Caister students mentored by Cambridge undergrads
From the start of this academic year, Year 10s from Caister Academy, Great Yarmouth, have been working with Cambridge undergraduate students as part of an ongoing mentoring project to help them understand about university.
The project was designed by University of Cambridge researchers and used an online mentoring programme to enable the students to keep in touch with their mentors – getting feedback on their project and asking questions about university at the same time.
The Caister students were given the opportunity through Take Your Place, a programme designed to help students find their way to university. Take Your Place is a programme delivered by the Network for East Anglian Collaborative Outreach (neaco). The project is all about raising aspirations to higher education but also improving students’ understanding of, and preparedness for, applying for higher education.
Ems Saer, A Cambridge undergraduate Classics student who acted as a mentor for students completing Life in Ancient Greece topic, commented “I thoroughly enjoyed being an online mentor for the Neaco project. The brightside platform was excellent and easy to use and it was such a joy for me to work alongside my mentees, as they navigated a new area of learning and shared their ideas.
Lindsey Jonesman, Highly Able Champion for neaco explained, “Students chose between Law and Order, Exploring the Brain and Life in Ancient Greece. The project began with a visit to Cambridge where they spent the day at Girton College, hearing about the different projects and working in groups. The students were then matched with a mentor who is a current undergraduate student studying a related subject to their project.”
Students then completed weekly tasks back at school guiding them through the background of their topic and got them to formulate their own ideas surrounding their topic. They kept in touch with their mentors through an online messaging platform, Brightside, to discuss their work and also ask any questions they had about university or the future. Their final project was a 500 word blog post to explain their topic to a wider audience.
Sarah Arnold, Caister Academy librarian, supported the students through their projects said, “All the students enjoyed the challenge. Their hard work ended with them producing a 500 word Blog on a variation of the study material. At the final session in Pembroke College, Cambridge, each group produced a PowerPoint presentation and poster on their chosen subject and had a visit to the Museum of Anthropology. [They are now] looking forward to attending university in a few years’ time.”

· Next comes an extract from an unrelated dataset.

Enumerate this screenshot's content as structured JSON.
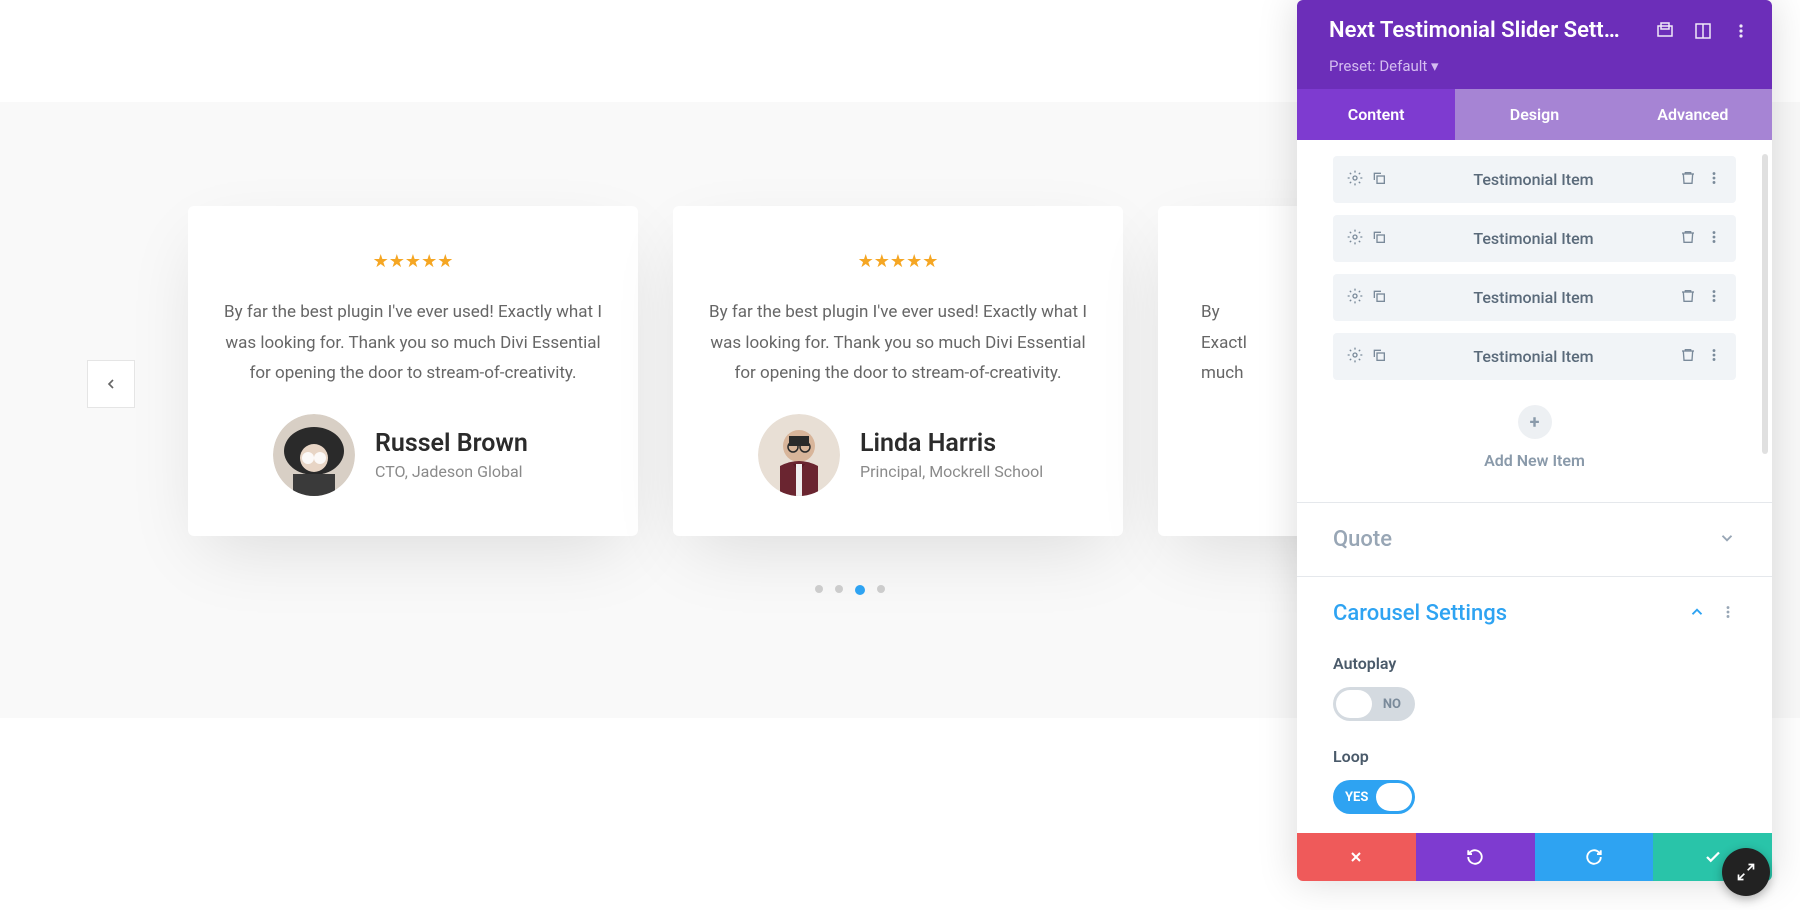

Ems Saer continues, “On our project close day I was thrilled with the engagement and enthusiasm shown by all the students, who had worked brilliantly and consistently to complete their blog posts. I’m very proud of everything they achieved and hope that it inspires them in their future academic endeavours.”